*** EXERCISE DATA Section Begins ***

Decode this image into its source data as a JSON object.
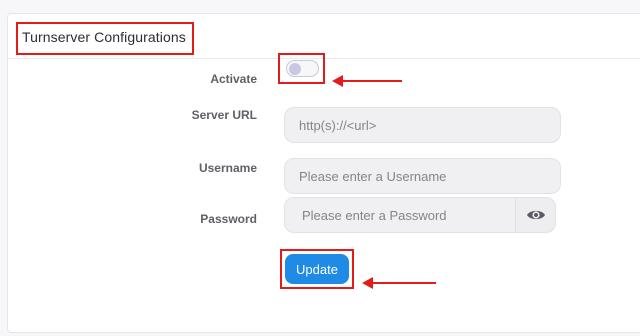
{
  "header": {
    "title": "Turnserver Configurations"
  },
  "form": {
    "activate_label": "Activate",
    "activate_state": "off",
    "server_url_label": "Server URL",
    "server_url_placeholder": "http(s)://<url>",
    "username_label": "Username",
    "username_placeholder": "Please enter a Username",
    "password_label": "Password",
    "password_placeholder": "Please enter a Password",
    "update_label": "Update"
  },
  "colors": {
    "accent": "#1f8be6",
    "highlight": "#e41b1b"
  },
  "icons": {
    "password_toggle": "eye-icon",
    "annotation_arrow": "arrow-left-icon"
  }
}
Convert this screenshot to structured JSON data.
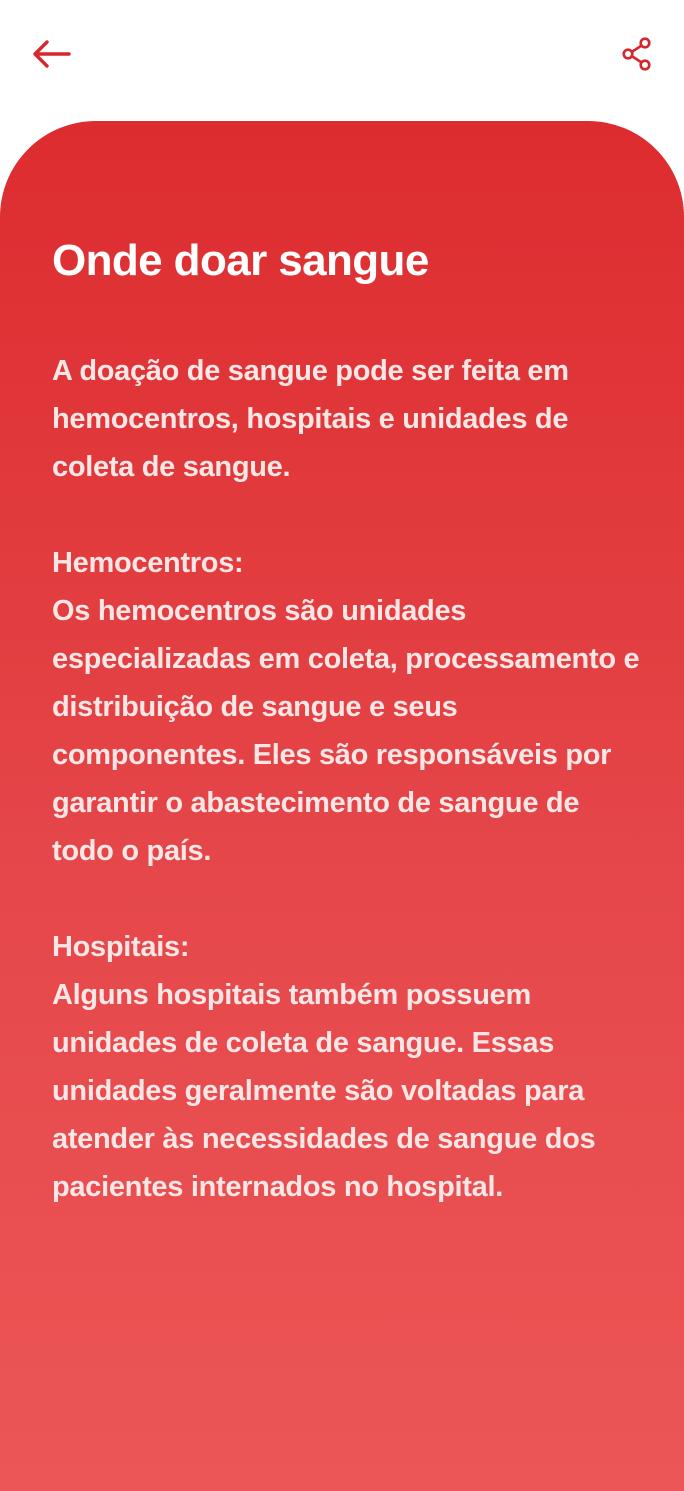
{
  "header": {
    "back_icon": "arrow-left-icon",
    "share_icon": "share-icon",
    "accent_color": "#d8262e"
  },
  "card": {
    "title": "Onde doar sangue",
    "gradient_top": "#dd2c2f",
    "gradient_bottom": "#ec5656",
    "intro": "A doação de sangue pode ser feita em hemocentros, hospitais e unidades de coleta de sangue.",
    "sections": [
      {
        "heading": "Hemocentros:",
        "body": "Os hemocentros são unidades especializadas em coleta, processamento e distribuição de sangue e seus componentes. Eles são responsáveis por garantir o abastecimento de sangue de todo o país."
      },
      {
        "heading": "Hospitais:",
        "body": "Alguns hospitais também possuem unidades de coleta de sangue. Essas unidades geralmente são voltadas para atender às necessidades de sangue dos pacientes internados no hospital."
      }
    ]
  }
}
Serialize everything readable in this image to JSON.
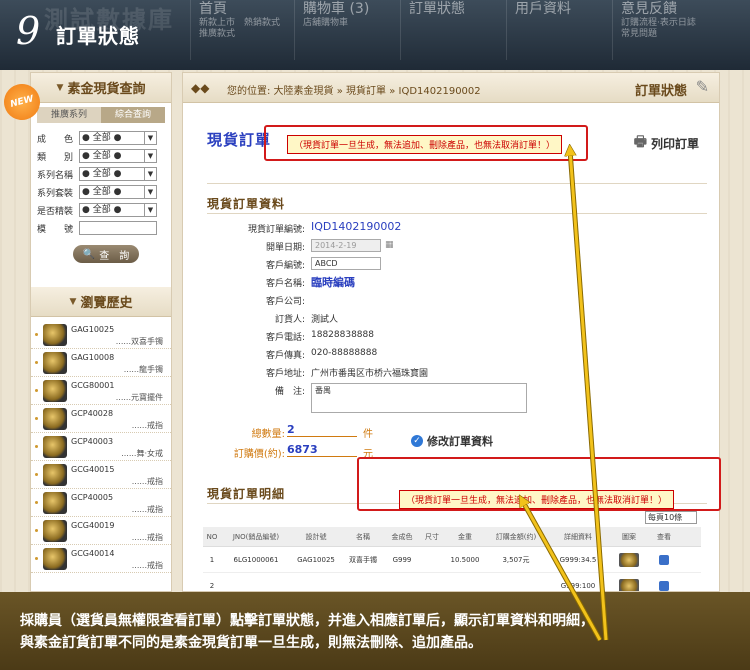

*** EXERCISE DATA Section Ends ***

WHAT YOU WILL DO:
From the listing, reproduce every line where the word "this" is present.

EXPECTED ANSWER:
Decode this image into its source data as a JSON object.
Convert this screenshot to structured JSON data.
Serialize everything readable in this image to JSON.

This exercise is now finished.